Some delegates interpreted the test launch, the first since a new president took office in South Korea, as a deliberate effort to embarrass Xi.

Chinese news media were ordered to take down coverage of the launch an hour before Xi’s speech, Chinese reporters said.

Then, 30 minutes before Xi was to speak, the delegations from North Korea and South Korea met briefly, said a South Korean diplomat who spoke only on the condition of anonymity.

It was fairly normal procedure, the diplomat said, for those delegations to meet at international gatherings.

Still, the encounter seemed to symbolize China’s interest in arranging talks on the North among all the parties, including the US.

The South’s Yonhap news agency reported that Park Byeong-seok, a senior member of the South Korean Democratic Party, told the North’s delegation that his government “strongly objected” to the missile test.

The presence of the North Korean delegation, led by North Korean Minister of Economic Relations Kim Yong-jae at a highly choreographed event drew criticism from the US embassy in Beijing.

The Trump administration has asked China to exercise pressure on the North, but it is unclear what China has done to further cut its economic ties.

At Xi’s invitation, South Korean President Moon Jae-in sent Park to the forum, a spokesman for the South Korean leader said.

The two leaders shared a telephone conversation on Thursday last week, days after Moon was elected, setting the stage for tense relations between the countries to improve.

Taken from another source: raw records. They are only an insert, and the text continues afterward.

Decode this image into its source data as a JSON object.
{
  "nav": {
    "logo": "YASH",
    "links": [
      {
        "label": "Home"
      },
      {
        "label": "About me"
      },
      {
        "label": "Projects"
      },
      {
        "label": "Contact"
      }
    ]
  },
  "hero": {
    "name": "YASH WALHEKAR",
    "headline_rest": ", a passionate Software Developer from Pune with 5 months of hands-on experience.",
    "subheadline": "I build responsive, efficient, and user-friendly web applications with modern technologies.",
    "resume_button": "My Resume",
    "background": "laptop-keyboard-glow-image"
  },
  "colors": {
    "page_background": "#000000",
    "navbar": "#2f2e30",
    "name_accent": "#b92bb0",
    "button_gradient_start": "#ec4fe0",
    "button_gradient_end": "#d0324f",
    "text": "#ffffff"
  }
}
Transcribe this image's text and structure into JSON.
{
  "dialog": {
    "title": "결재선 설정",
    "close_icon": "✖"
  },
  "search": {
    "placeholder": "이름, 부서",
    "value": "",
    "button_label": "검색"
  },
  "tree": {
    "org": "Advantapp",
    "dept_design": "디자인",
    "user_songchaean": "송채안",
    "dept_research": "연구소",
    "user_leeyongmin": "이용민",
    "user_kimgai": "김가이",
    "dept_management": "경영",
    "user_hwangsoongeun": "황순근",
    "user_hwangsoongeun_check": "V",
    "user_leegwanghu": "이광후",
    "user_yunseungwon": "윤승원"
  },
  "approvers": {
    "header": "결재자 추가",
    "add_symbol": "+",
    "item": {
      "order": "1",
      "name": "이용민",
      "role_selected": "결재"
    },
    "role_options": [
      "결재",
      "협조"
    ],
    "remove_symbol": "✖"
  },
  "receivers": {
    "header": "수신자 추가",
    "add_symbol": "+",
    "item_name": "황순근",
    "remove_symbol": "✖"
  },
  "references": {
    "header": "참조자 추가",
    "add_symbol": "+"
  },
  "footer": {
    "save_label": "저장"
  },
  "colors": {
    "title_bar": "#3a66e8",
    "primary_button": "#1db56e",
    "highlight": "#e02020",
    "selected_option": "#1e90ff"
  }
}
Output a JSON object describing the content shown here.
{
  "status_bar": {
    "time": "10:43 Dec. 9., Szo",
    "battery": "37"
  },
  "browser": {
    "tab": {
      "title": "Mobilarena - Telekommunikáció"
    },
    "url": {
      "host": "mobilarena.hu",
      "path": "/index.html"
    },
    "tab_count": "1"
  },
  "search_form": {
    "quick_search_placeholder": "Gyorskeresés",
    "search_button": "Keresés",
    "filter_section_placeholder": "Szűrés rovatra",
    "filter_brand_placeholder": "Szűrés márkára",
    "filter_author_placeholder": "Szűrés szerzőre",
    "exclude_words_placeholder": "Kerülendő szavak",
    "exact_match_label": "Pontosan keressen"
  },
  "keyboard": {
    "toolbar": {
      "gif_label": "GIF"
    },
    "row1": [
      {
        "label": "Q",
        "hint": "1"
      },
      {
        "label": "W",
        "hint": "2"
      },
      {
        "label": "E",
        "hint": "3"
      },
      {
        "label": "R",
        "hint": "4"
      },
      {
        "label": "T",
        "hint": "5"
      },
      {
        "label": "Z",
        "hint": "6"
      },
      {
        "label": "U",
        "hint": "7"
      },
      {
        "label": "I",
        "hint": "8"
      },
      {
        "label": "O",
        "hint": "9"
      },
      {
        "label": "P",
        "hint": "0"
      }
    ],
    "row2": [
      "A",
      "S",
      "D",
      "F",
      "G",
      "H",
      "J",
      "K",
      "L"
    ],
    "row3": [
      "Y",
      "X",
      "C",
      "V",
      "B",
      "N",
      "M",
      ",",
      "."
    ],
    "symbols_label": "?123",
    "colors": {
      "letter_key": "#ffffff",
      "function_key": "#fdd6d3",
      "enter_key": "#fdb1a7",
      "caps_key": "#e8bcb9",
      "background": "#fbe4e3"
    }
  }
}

Park met former Chinese minister of foreign affairs Tang Jiaxuan (唐家璇) in Beijing on Monday, South Korea said.

Those talks were expected to center on China’s strong opposition to the deployment of a US Terminal High Altitude Area Defense system in the South, and how Moon plans to walk a fine line between the US, its security guarantor, and China, its biggest trading partner.

The Chinese Ministry of Foreign Affairs criticized the North’s missile launch, saying in a statement that it violated UN Security Council resolutions and asking for restraint.